Items from a dataset
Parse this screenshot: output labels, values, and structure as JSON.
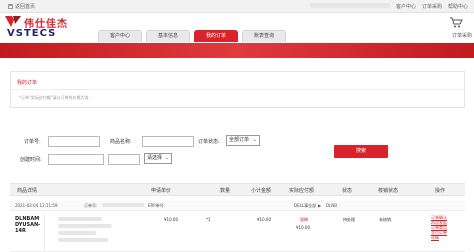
{
  "topbar": {
    "home_label": "返回首页",
    "links": [
      "客户中心",
      "帮助中心"
    ]
  },
  "logo": {
    "cn": "伟仕佳杰",
    "en": "VSTECS"
  },
  "cart": {
    "top_label": "订单采购",
    "header_label": "订单采购"
  },
  "tabs": [
    {
      "label": "客户中心",
      "active": false
    },
    {
      "label": "基本信息",
      "active": false
    },
    {
      "label": "我的订单",
      "active": true
    },
    {
      "label": "账表查询",
      "active": false
    }
  ],
  "panel": {
    "title": "我的订单",
    "note": "*订单\"实际应付额\"请以订单恰价格为准"
  },
  "search": {
    "order_no_label": "订单号:",
    "product_name_label": "商品名称:",
    "order_status_label": "订单状态:",
    "order_status_value": "全部订单",
    "created_label": "创建时间:",
    "period_value": "请选择",
    "button_label": "搜索"
  },
  "table": {
    "headers": [
      "商品详情",
      "申请单价",
      "数量",
      "小计金额",
      "实际应付额",
      "状态",
      "核销状态",
      "操作"
    ]
  },
  "order": {
    "time": "2021-03-04 12:11:59",
    "order_label": "订单号:",
    "erp_label": "ERP单号:",
    "company": "DELL事业部",
    "brand": "DLNB",
    "product_name": "DLNBAMDYUSAN-14R",
    "unit_price": "¥10.00",
    "qty": "*1",
    "subtotal": "¥10.00",
    "paid_label": "银稿",
    "paid_amount": "¥10.00",
    "status": "待处理",
    "writeoff": "未核销",
    "ops": [
      "订单确认",
      "再次发起",
      "订单商品",
      "交付订单",
      "详情"
    ]
  },
  "colors": {
    "brand_red": "#d8232a",
    "logo_navy": "#1f2a6b"
  }
}
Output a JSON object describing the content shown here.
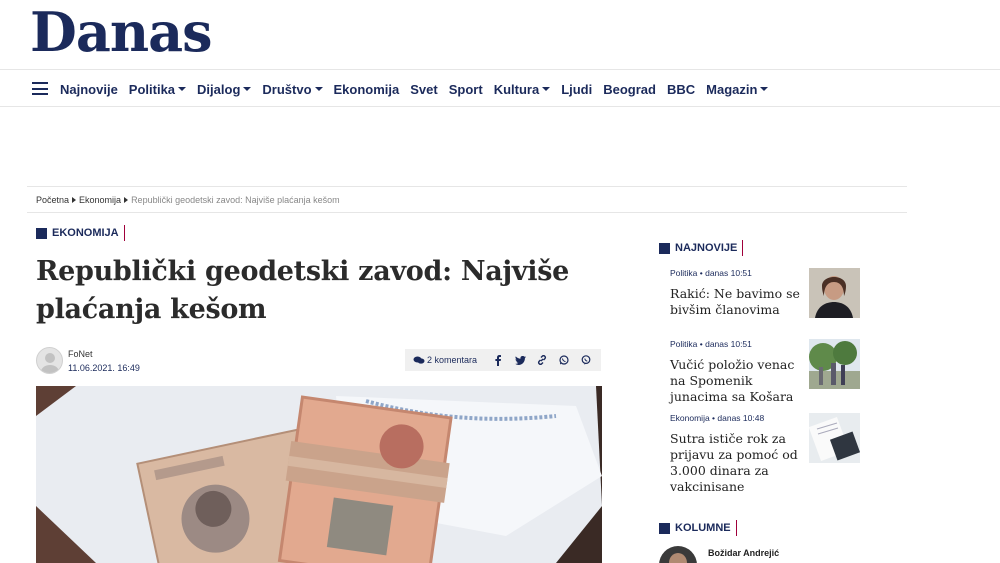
{
  "brand": {
    "logo": "Danas"
  },
  "nav": {
    "items": [
      {
        "label": "Najnovije",
        "dropdown": false
      },
      {
        "label": "Politika",
        "dropdown": true
      },
      {
        "label": "Dijalog",
        "dropdown": true
      },
      {
        "label": "Društvo",
        "dropdown": true
      },
      {
        "label": "Ekonomija",
        "dropdown": false
      },
      {
        "label": "Svet",
        "dropdown": false
      },
      {
        "label": "Sport",
        "dropdown": false
      },
      {
        "label": "Kultura",
        "dropdown": true
      },
      {
        "label": "Ljudi",
        "dropdown": false
      },
      {
        "label": "Beograd",
        "dropdown": false
      },
      {
        "label": "BBC",
        "dropdown": false
      },
      {
        "label": "Magazin",
        "dropdown": true
      }
    ]
  },
  "breadcrumb": {
    "home": "Početna",
    "section": "Ekonomija",
    "current": "Republički geodetski zavod: Najviše plaćanja kešom"
  },
  "article": {
    "category": "EKONOMIJA",
    "title": "Republički geodetski zavod: Najviše plaćanja kešom",
    "author": "FoNet",
    "date": "11.06.2021. 16:49",
    "comments": "2 komentara"
  },
  "share_icons": [
    "facebook-icon",
    "twitter-icon",
    "link-icon",
    "whatsapp-icon",
    "viber-icon"
  ],
  "sidebar": {
    "latest_heading": "NAJNOVIJE",
    "latest": [
      {
        "meta": "Politika • danas 10:51",
        "title": "Rakić: Ne bavimo se bivšim članovima"
      },
      {
        "meta": "Politika • danas 10:51",
        "title": "Vučić položio venac na Spomenik junacima sa Košara"
      },
      {
        "meta": "Ekonomija • danas 10:48",
        "title": "Sutra ističe rok za prijavu za pomoć od 3.000 dinara za vakcinisane"
      }
    ],
    "columns_heading": "KOLUMNE",
    "column_author": "Božidar Andrejić"
  },
  "colors": {
    "brand_navy": "#1b2a5b",
    "accent": "#a0003a"
  }
}
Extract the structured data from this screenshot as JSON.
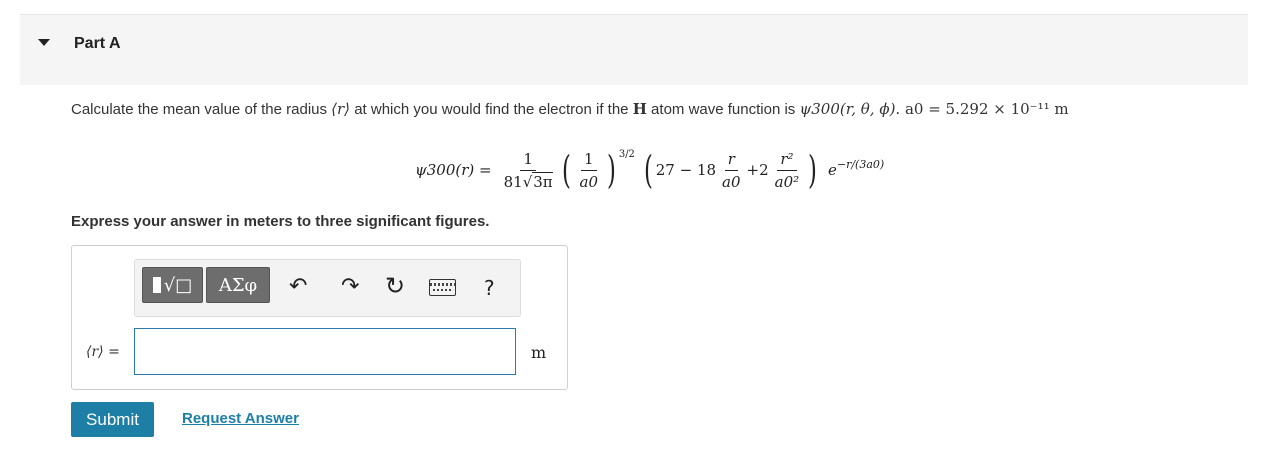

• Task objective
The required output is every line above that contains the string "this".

• Output
Parse this screenshot: output labels, values, and structure as JSON.
Extract the structured data from this screenshot as JSON.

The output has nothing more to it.